Several criminal law practitioners agree with former prime minister Dr Mahathir Mohamad that Prime Minister Najib Abdul Razak’s conflicting answers on 1Malaysia Development Bhd (1MDB) could be a crime.
Mahathir accused Najib of lying about the whereabouts of 1MDB’s US$1.103 billion (RM3.97 billion) in funds, and as such, had said that this was an offence under Section 218 of the Penal Code.
Criminal lawyer Amer Hamzah Arshad believes what Mahathir said “has some basis” but noted that it could be argued whether Najib, as prime minister, was a public servant or otherwise.
“However, Najib, on his capacity as 1MDB chairperson (of the advisory board) can be investigated under Section 218 of the Penal Code,” Amer (photo) toldMalaysiakini.
He cited the case of former Selangor menteri besar Dr Mohamad Khir Toyo, who Ameer said was was convicted for graft because Khir was also chairperson of the Selangor State Development Corporation (PKNS) during his tenure.

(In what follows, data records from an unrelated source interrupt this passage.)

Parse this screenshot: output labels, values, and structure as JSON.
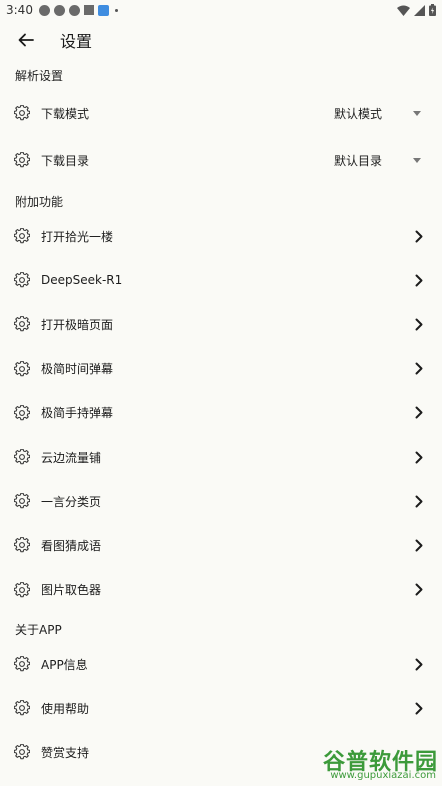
{
  "status_bar": {
    "time": "3:40"
  },
  "app_bar": {
    "title": "设置"
  },
  "sections": {
    "parse": {
      "header": "解析设置",
      "download_mode": {
        "label": "下载模式",
        "value": "默认模式"
      },
      "download_dir": {
        "label": "下载目录",
        "value": "默认目录"
      }
    },
    "extra": {
      "header": "附加功能",
      "items": [
        "打开拾光一楼",
        "DeepSeek-R1",
        "打开极暗页面",
        "极简时间弹幕",
        "极简手持弹幕",
        "云边流量铺",
        "一言分类页",
        "看图猜成语",
        "图片取色器"
      ]
    },
    "about": {
      "header": "关于APP",
      "items": [
        "APP信息",
        "使用帮助",
        "赞赏支持"
      ]
    }
  },
  "watermark": {
    "name": "谷普软件园",
    "url": "www.gupuxiazai.com"
  }
}
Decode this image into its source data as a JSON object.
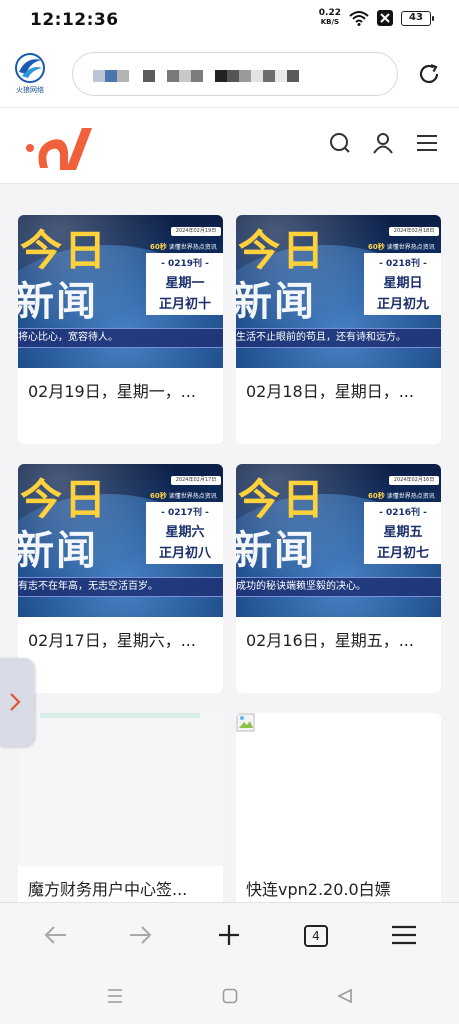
{
  "status_bar": {
    "time": "12:12:36",
    "net_speed_value": "0.22",
    "net_speed_unit": "KB/S",
    "battery": "43",
    "icons": [
      "wifi-icon",
      "mute-icon",
      "battery-icon"
    ]
  },
  "browser": {
    "site_logo_text": "火狼网络",
    "url_display": "blurred",
    "reload_icon": "reload-icon"
  },
  "site_header": {
    "logo": "brand-logo",
    "brand_color": "#f0603a",
    "icons": [
      "search-icon",
      "user-icon",
      "menu-icon"
    ]
  },
  "cards": [
    {
      "title": "02月19日，星期一，...",
      "thumb": {
        "big1": "今日",
        "big2": "新闻",
        "tag": "60秒",
        "tag_sub": "读懂世界热点资讯",
        "date": "2024年02月19日",
        "issue": "- 0219刊 -",
        "weekday": "星期一",
        "lunar": "正月初十",
        "quote": "将心比心，宽容待人。"
      }
    },
    {
      "title": "02月18日，星期日，...",
      "thumb": {
        "big1": "今日",
        "big2": "新闻",
        "tag": "60秒",
        "tag_sub": "读懂世界热点资讯",
        "date": "2024年02月18日",
        "issue": "- 0218刊 -",
        "weekday": "星期日",
        "lunar": "正月初九",
        "quote": "生活不止眼前的苟且，还有诗和远方。"
      }
    },
    {
      "title": "02月17日，星期六，...",
      "thumb": {
        "big1": "今日",
        "big2": "新闻",
        "tag": "60秒",
        "tag_sub": "读懂世界热点资讯",
        "date": "2024年02月17日",
        "issue": "- 0217刊 -",
        "weekday": "星期六",
        "lunar": "正月初八",
        "quote": "有志不在年高，无志空活百岁。"
      }
    },
    {
      "title": "02月16日，星期五，...",
      "thumb": {
        "big1": "今日",
        "big2": "新闻",
        "tag": "60秒",
        "tag_sub": "读懂世界热点资讯",
        "date": "2024年02月16日",
        "issue": "- 0216刊 -",
        "weekday": "星期五",
        "lunar": "正月初七",
        "quote": "成功的秘诀端赖坚毅的决心。"
      }
    },
    {
      "title": "魔方财务用户中心签..."
    },
    {
      "title": "快连vpn2.20.0白嫖"
    }
  ],
  "bottom_toolbar": {
    "tabs_count": "4",
    "icons": [
      "back-icon",
      "forward-icon",
      "new-tab-icon",
      "tabs-icon",
      "menu-icon"
    ]
  },
  "system_nav": {
    "icons": [
      "recents-icon",
      "home-icon",
      "back-icon"
    ]
  }
}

However, Khir’s lawyer, Muhammad Shafee Abdullah, argued in Khir’s appeal before the Federal Court last year that the graft charge against Khir was defective as he was not a public servant as defined under the Penal Code.

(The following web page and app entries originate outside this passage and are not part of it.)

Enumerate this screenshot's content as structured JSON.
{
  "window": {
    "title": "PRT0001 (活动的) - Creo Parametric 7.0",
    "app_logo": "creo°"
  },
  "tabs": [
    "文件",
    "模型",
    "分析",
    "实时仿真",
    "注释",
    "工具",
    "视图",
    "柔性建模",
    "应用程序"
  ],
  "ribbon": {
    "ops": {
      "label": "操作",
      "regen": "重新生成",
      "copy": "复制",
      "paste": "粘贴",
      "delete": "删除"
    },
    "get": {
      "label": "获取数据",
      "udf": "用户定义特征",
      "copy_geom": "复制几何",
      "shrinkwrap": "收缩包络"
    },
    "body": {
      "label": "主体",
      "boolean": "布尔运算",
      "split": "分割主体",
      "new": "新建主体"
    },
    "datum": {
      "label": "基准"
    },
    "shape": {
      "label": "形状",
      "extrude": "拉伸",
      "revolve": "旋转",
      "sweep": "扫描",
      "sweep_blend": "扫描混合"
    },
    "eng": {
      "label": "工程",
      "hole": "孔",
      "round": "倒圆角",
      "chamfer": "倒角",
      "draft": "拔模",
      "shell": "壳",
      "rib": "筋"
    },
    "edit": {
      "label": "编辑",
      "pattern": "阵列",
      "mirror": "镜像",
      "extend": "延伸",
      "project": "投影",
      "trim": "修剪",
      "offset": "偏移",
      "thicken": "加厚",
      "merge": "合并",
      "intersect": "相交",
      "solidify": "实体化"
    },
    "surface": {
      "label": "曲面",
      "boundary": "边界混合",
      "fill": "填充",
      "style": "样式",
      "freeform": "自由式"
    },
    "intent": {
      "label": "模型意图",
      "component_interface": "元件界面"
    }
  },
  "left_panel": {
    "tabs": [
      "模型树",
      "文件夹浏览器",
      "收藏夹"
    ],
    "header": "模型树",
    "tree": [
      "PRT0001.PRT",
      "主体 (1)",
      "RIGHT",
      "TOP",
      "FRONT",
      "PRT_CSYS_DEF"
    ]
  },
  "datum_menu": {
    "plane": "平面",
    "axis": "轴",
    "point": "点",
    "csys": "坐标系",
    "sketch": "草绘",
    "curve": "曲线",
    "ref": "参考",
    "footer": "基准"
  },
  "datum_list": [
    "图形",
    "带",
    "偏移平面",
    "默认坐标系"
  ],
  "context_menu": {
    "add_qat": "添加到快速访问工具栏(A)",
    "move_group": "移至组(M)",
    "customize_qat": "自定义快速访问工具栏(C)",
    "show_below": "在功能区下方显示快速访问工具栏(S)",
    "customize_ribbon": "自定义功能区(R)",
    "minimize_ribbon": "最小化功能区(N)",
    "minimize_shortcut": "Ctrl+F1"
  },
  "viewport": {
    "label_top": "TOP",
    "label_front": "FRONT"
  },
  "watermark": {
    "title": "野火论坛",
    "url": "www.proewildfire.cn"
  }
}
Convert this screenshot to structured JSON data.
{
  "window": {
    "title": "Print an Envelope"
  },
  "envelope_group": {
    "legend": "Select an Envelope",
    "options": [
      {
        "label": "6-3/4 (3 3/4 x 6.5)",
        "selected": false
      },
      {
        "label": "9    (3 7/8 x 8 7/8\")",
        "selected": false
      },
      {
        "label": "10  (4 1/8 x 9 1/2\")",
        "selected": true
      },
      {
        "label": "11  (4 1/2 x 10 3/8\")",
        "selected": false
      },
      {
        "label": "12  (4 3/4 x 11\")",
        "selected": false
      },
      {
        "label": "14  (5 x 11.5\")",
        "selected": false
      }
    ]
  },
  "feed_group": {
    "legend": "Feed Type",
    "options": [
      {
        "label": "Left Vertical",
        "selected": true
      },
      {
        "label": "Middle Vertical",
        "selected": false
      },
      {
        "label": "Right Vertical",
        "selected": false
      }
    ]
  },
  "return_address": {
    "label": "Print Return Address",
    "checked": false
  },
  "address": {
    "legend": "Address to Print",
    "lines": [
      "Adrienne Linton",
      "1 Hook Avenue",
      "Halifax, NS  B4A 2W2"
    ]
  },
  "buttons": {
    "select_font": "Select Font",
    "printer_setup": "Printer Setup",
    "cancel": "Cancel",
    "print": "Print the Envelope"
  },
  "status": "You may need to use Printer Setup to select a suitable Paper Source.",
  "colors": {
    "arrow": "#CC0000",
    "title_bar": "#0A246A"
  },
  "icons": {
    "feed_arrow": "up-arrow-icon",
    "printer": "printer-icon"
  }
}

Khir Toyo was charged in his capacity as menteri besar. A menteri besar is not a public servant, as defined under Section 21 of the Penal Code, Shafee had said.
‘PM not public servant in law?’
Section 21 of the Penal Code states that a public servant is defined as either a commissioned officer in the Armed Forces, a judge, a court officer, juryman, arbitrator, a person who holds any office and a government officer.
Amer said the position of prime minister, cabinet ministers and chief ministers do not seem to be covered under Section 21 of the Penal Code.
“However, I agree that in layman’s terms, the prime minister and cabinet members are servants of the public because they are supposed to serve the people,” he said.
On Sunday, Mahathir referred to Najib's parliamentary reply on March 10, where the prime minister said the 1MDB amount had been fully redeemed in the form of cash and was kept at BSI Bank Limited Singapore.
However, last Thursday, Najib, who is also finance minister, changed his reply and stated that there was no cash in BSI Singapore, but merely "assets in US dollars".
This became even more baffling when Finance Minister II Husni Hanadzlah (photo) clarified that the assets were in fact in the form of “units” but refused to explain what he meant by that.
Mahathir described this as a "cover up" and said it was an offence under Section 218 of the Penal Code.
Breach of MACC Act?
However, the Finance Ministry in a statement late on Sunday said its officers amended the written reply “to avoid confusion” and that it was unreasonable to say Najib lied.
Section 218 says it is an offence for any public servant responsible for the preparation of any record to frame it in an incorrect manner, with the intent to cause loss or injury to the public or with the intent to save any person from legal punishment.
Such an offence will result in a jail term of up to three years, a fine, or both.
Another criminal lawyer, Joshua Tay H’ng Foong, said since Mahathir had described Najib’s conflicting answers as a "cover-up" of government matters, it would be an offence under Section 23 of the Malaysian Anti-Corruption Commission (MACC) Act instead of Section 218 of the Penal Code.
“Mahathir (photo) could be right, but Section 218 talks about records… what do ‘records’ here mean?
“Section 218 of the Penal Code is not really apt. What’s glaring is there’s allegation of abuse of power.
“Section 23 of the MACC Act is more apt, if Mahathir is talking about abuse of power,”Tay added.
MACC can act on suspicions of cover-up
Section 23 of the MACC Act is the offence of using office or position for gratification.
Any officer of a public body who uses his office or position for any gratification, whether for himself, his relatives or associates, commits an offence, states the Act.
Tay added if there were suspicions that there was an act of cover-up, the MACC therefore could start an investigation.
An offence under Section 23 of the MACC Act is more severe, for a convict can be jailed for up to 20 years and fined not less than five times the sum of the gratification.
However, Amer believes that merely giving a false statement cannot come under Section 23 of the MACC Act.
Instead of just Section 23, the lawyer believes that a wider net should be thrown involving other sections of the law, and the matter investigated from all angles and possibilities.